Whilst an appeal is under consideration the original decision will stand. This means that students who have been programme terminated should not attend classes whilst they wait for a decision on their appeal. Students who have appealed will be permitted to graduate, but if the appeal is successful then the original award will be rescinded and a new award confirmed by the relevant examination board.

At certain times of the year the University receives a high number of appeals. While we will always endeavour to respond to appeals promptly and without delay, we will normally prioritise appeals from students who have been programme terminated and who cannot progress over appeals about degree classifications.

What if a student is unhappy with the outcome?

If an appeal is not upheld by the Academic Appeals Group, the student will be provided with information about how to request a review. The review request should normally be submitted within 10 working days of the appeal outcome being sent to the student by the case handler.

The University Secretary and Registrar will consider the request and determine if grounds have been disclosed. If grounds have not been disclosed, the University Secretary and Registrar will issue a Completion of Procedures Letter.

If grounds have been disclosed, then the appeal will be forwarded to the Deputy Vice-Chancellor for consideration. The Deputy Vice-Chancellor will make a decision and this will be communicated to the student in writing.

Consideration of a request for a review will normally take no longer than 20 days.

The Office of the Independent Adjudicator

Decisions taken by the University about appeals may be eligible for review by the Office of the Independent Adjudicator for Higher Education (OIA), which is an independent body set up to review student complaints and appeals.
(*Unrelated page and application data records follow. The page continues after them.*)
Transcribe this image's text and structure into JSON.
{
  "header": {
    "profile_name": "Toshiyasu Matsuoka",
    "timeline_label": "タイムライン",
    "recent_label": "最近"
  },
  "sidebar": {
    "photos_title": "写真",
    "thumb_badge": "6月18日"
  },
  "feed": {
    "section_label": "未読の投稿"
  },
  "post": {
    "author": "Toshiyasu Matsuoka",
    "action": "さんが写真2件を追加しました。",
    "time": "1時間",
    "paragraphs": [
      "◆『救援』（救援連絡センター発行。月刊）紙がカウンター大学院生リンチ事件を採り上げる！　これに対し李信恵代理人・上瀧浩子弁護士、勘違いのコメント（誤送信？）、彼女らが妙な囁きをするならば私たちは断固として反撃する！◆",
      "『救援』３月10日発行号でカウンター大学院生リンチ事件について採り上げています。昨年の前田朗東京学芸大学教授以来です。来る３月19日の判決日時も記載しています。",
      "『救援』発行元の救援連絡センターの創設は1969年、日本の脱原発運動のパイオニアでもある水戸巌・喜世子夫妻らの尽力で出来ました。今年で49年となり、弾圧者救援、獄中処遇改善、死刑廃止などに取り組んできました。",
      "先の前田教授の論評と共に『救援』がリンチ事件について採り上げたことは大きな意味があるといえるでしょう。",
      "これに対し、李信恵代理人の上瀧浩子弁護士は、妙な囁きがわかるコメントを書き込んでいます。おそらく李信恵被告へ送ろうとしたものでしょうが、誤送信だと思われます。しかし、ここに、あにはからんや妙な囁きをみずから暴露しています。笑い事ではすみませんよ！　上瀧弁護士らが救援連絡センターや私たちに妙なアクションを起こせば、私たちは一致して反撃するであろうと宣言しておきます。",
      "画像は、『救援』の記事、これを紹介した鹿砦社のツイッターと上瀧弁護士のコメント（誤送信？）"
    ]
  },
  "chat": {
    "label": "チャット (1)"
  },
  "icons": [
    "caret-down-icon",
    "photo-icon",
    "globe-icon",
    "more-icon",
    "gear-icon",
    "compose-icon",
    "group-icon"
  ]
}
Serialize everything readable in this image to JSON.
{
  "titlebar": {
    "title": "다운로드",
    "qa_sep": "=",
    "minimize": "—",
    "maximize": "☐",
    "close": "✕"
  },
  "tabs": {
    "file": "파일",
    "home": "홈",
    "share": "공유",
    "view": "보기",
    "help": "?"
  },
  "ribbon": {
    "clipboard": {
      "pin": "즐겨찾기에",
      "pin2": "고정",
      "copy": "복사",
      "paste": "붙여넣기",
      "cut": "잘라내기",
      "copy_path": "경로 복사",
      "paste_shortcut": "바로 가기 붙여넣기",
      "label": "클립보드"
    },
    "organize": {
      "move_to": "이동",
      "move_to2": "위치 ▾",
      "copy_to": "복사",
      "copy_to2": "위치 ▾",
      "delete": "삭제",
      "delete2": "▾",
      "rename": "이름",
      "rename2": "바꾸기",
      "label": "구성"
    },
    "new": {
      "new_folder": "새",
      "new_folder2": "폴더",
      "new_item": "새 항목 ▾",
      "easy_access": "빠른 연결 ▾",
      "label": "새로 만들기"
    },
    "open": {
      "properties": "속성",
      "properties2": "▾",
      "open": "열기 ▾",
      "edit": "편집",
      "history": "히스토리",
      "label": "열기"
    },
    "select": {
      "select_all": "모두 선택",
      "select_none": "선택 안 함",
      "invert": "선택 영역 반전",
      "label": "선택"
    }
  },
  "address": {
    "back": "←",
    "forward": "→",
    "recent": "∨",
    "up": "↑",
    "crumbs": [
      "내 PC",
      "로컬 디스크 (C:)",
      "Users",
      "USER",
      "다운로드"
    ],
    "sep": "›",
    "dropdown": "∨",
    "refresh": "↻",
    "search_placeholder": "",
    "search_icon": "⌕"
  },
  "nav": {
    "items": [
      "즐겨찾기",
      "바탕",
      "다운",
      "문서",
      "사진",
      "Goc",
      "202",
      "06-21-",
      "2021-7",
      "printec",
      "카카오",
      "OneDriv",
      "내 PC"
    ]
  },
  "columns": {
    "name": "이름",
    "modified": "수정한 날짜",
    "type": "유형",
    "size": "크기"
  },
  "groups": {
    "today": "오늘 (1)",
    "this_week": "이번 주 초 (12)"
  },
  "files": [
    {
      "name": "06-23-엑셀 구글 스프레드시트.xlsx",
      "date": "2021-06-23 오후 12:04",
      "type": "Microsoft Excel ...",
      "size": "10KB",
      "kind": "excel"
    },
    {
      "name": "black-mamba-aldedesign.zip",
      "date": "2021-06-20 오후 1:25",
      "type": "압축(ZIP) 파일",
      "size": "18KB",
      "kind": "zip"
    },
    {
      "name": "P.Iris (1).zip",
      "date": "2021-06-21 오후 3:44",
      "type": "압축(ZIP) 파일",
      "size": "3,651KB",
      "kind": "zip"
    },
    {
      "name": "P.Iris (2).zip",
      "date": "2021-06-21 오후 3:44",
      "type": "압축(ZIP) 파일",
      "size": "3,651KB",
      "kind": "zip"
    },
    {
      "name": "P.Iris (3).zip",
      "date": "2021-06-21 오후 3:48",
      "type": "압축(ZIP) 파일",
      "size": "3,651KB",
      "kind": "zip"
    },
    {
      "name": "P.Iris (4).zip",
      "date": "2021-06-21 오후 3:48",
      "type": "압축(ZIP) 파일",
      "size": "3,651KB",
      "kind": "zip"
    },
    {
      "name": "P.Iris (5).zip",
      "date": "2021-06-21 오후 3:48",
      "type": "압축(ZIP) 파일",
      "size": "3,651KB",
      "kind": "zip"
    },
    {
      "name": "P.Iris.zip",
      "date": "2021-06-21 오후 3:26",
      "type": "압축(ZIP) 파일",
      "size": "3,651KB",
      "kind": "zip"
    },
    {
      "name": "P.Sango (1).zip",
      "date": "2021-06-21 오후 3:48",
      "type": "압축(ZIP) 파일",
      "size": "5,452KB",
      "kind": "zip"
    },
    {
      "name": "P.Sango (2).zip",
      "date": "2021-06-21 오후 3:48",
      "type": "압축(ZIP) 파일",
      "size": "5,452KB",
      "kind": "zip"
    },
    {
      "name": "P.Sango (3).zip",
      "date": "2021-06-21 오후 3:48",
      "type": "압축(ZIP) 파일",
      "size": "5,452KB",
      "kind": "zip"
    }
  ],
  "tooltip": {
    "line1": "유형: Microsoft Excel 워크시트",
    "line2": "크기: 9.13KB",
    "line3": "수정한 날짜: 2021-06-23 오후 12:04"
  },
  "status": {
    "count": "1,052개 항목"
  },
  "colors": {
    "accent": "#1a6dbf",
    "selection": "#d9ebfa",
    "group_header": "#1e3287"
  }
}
More information about the OIA can be accessed at http://www.oiahe.org.uk/. The OIA can be contacted at 0118 959 9813 or enquires@oiahe.org.uk.

Updated: 16 November 2018